Coen Custers promoted cum laude for his research into high-precision bearingless planar motors
Overactuated magnetically levitated systems : flexible modes and eddy current phenomena in high-precision bearingless planar motors.
Public summary of PhD-thesis of Coen Custers
PhD-defense date: 24 June 2019
Towards nanometer performance in moving-magnet positioning devices
Integrated circuits are the basis of microprocessors used in many modern-day devices, such as computers, smart-phones and data storage solutions. The equipment that produces these integrated circuits contain planar motors, to position the circuits at nanometer accuracy under a lens. Researcher Coen Custers looked into parasitic effects in the electromagnetic and mechanical domain that potentially degrade the performance of high-precision planar motors.
A planar motor is a device of which the movable part can be stably levitated and propelled in all directions of space by means of magnetic fields, without the use of any bearings. Currently, in integrated circuits production equipment, the planar motors for the long-stroke motion have moving coils and permanent magnets on the stationary part. In the motor studied during the research, the moving part consists of permanent magnets that create a static magnetic field. As a result, no cables towards the moving part are required and the weight of the mover is reduced. Additionally, this configuration provides possibilities for a system where multiple movers can move around freely, without tangling of cables. On the stationary part, a set of electromagnets or coils, produces the controllable magnetic field for stable levitation and propulsion. The motor needs to perform at very high accuracy and high acceleration levels, to be able to perform positioning tasks in the electronic circuit manufacturing process. Therefore, any effects that could possibly impair the performance should be considered.
One of the parasitic effects that was investigated, is the so called eddy current effect. Eddy currents are induced in conducting materials when they are exposed to time-varying electromagnetic field. As a result of the eddy currents, a force can be developed which is, generally, undesired. In the researched planar motor, eddy currents are induced in the permanent magnets and cooling plates placed on top of the coils.
To analyze the force that is created by eddy currents in the conducting parts of a moving-magnet planar motor, Custers developed a semi-analytic model to describe the behavior of electromagnetic fields and eddy currents in 3D using a harmonic based formulation. Consequently, he can calculate the resulting parasitic force in space and time. A significant advantage over existing modeling techniques is the fact that the model can incorporate segmentation of conducting parts, without dividing the modeling domain into many small sections, which is necessary in finite element models.
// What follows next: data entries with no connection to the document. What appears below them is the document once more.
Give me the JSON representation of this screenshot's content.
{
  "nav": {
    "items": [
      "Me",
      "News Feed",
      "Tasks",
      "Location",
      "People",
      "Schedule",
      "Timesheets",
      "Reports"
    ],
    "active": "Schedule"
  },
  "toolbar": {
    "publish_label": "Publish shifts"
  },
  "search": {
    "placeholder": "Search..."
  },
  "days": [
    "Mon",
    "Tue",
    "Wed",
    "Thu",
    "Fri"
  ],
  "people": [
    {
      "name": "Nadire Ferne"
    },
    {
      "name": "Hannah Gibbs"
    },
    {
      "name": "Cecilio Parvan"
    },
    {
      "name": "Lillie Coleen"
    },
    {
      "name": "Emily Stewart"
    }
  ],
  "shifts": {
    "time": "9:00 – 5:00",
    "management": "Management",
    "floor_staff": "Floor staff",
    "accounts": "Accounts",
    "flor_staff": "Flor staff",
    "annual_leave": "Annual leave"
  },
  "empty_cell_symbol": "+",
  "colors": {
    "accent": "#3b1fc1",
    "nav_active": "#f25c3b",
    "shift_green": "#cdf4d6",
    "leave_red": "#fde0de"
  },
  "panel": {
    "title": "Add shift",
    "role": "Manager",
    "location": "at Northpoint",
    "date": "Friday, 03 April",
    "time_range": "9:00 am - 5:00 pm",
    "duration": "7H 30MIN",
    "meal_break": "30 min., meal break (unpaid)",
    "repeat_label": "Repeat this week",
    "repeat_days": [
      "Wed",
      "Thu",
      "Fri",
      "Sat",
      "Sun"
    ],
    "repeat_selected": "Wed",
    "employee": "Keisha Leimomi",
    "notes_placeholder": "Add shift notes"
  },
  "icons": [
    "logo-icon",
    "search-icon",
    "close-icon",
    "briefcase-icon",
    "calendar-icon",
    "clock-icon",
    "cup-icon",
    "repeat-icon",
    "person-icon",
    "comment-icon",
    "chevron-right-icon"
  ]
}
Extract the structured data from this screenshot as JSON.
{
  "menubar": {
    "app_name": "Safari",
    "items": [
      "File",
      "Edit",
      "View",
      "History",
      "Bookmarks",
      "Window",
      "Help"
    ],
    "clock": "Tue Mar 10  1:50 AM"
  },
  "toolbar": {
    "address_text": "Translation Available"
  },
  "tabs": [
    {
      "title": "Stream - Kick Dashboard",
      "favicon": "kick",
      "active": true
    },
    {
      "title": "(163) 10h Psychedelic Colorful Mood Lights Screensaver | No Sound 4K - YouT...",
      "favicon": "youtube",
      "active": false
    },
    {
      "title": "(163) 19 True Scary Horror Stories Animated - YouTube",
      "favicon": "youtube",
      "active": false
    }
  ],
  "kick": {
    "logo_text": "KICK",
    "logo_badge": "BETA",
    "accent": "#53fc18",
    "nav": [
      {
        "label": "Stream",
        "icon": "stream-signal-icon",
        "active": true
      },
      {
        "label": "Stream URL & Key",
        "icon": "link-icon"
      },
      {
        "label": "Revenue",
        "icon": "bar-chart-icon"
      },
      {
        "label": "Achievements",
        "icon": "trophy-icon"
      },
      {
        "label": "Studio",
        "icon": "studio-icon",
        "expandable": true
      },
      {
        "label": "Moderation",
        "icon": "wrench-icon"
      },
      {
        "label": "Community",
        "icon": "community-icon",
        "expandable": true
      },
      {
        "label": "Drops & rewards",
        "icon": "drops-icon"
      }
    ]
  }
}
A second parasitic effect that was researched is the flexible behavior that the moving body of the planar motor exhibits. Due to this flexibility, the mover will deform when it is exposed to force, as any mechanical construction will at a certain level. Because the planar motor is intended to perform positioning tasks at nanometer accuracy, the deformation should be controlled. To measure the deformation of the magnetically levitated mover, Custers designed a laser based measurement system able to measure the displacement of the mover on 25 locations simultaneously. He then applied a different method of controlling the currents in the coils, and demonstrated that the deformation of the moving body can be reduced, using the novel measurement system.
This research is an important step towards high-precision moving-magnet planar motors. In the years ahead the research will be continued to compensate the investigated parasitic effects in the design, calibration processes and control of the machine, which will lead to an improved performance of the motor.
Title of PhD-thesis: Overactuated Magnetically Levitated Systems. Flexible modes and eddy current phenomena in high-precision bearingless planar motors. Promotor: Elena Lomonova, TU/e. Other main parties involved: NWO, ASML, Prodrive Technologies, Philips, Tecnotion, TNO and SKF